pati feroolz's picture

they still haven't recalled d600

Why would you recall something that has no replacement yet?

pati feroolz's picture

yes there is, read driver49 comment

So... think about it, to be sure, but don't *do* anything about it? While it's true that there probably isn't much the average consumer can do over the short haul, I think it's moves just like these that weigh on consumers' minds over the course of a photography lifetime. Many of us will buy any number of bodies, lenses, etc., over the years, and when you hear stories about someone switching brands, it's sort of a big deal, but you can start to see how someone might eventually get mad as hell and decide they're not going to take it anymore.

I'm aware that among pro-level shooters, the CPS program has done quite a bit to cement brand loyalty, which makes a fair amount of sense to me. Take care of the people who spend the big bucks, and let their halo fall over all the amateur wannabe's. To whatever degree that's true, I think it's worth noting that pulling a stunt like this on a (relatively) low-end camera probably won't hurt the brand as much as doing the same thing with a pro-sumer camera like the D600/610.

Still, I think the real lesson for consumers might be simply to wait for some of those early reviews to come in before jumping on a new camera... or take your chances.

I don't think CPS would repair any Nikon. All snarkiness aside, if you buy any camera (or any other product) which fails during normal use within the given warranty period, SEND IT IN TO GET FIXED FOR FREE. No product is perfect, but that's exactly why warranties exist. If a company fails to back their warranty, however, you're free to unleash internet Hades upon them.

Right. I'm not trying to suggest that CPS would fix a Nikon. I'm suggesting that people figure out how well a company stands by its products, and the expectations are a little higher for high-end cameras.

I'm not sure how Nikon is planning on treating all the D600's already in the field; surely, some have been fixed under warranty already, but for all the cameras out there that *haven't* been in for service yet, it seems reasonable that Nikon would take care of those owners -- I think there's an implied level of quality for a camera in this price range. Nikon needs to keep these high-end customers happy because of the influence they've got over prospective customers.

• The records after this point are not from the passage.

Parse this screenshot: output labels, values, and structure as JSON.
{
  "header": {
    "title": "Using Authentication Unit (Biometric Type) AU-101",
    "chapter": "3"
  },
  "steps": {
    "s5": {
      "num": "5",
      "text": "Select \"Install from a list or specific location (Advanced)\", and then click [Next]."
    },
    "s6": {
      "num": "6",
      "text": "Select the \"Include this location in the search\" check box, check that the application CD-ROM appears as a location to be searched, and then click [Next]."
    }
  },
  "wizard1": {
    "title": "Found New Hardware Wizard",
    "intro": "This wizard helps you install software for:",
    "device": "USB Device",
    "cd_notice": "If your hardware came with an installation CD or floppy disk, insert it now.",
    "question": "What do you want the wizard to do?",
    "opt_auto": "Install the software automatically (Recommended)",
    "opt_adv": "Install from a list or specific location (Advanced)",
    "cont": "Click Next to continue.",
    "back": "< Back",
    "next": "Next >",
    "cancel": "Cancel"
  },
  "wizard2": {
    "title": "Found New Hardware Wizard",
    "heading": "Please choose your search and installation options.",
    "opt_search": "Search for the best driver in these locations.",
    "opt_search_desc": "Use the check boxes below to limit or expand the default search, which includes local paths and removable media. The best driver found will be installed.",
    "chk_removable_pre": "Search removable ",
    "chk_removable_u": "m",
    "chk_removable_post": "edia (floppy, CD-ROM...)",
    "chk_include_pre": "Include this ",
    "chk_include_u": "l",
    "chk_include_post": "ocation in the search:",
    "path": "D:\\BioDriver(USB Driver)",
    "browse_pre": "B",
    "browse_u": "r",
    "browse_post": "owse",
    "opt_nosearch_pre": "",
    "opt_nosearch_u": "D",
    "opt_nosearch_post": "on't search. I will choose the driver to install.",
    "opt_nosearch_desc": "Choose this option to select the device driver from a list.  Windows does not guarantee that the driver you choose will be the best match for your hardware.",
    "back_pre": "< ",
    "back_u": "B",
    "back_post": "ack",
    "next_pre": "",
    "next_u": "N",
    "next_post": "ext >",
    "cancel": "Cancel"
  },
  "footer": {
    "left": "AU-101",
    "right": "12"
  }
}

If I am not mistaken, Nikon completely supports fixing your D600 if it has the oily issue...so I wouldn't say that they don't care.

I agree. Unfortunately, just to rehash the sad D800 AF story one more time, it takes Nikon quite some time to admit a flaw and take measures.

As I posted on another article, it's also up to the buyer to sort through websites and check for insidious flaws in a new product.

If consumers would shun faulty products, manufacturers would care a lot more. It's up to consumers to teach them that shitting customers has severe repercussions.

Zach Sutton's picture

Thats not caring so much as good PR. If they didn't fix that issue, their fanbase would have their pitchforks and torches ready

That is not a solution. A 1-3 month repair window is a death sentence to 99% of photographers doing it for anything besides a hobby. I can't even fathom being without my body for a week let alone a month or god forbid 3 months. Thats an absolutely ludicrous request of someone spending 2000+ on a body alone. I've been a diehard Nikon loyalist for a long time and this whole thing has left a bad taste in my mouth.

If you say you're a professional, and have only one camera body......well....you get where i'm going with this.....

I sold my first body in favor of having 3 good lenses and a good body. For what I do I make one camera work just fine. I'm careful enough to not damage my equipment and I have it insured for any issues that could arise but excessive oil buildup on what they bill as a professional camera is unacceptable and the solution they have proposed is not an option for most.

They don't bill the D600 as a professional camera. Full frame yes. Professional no.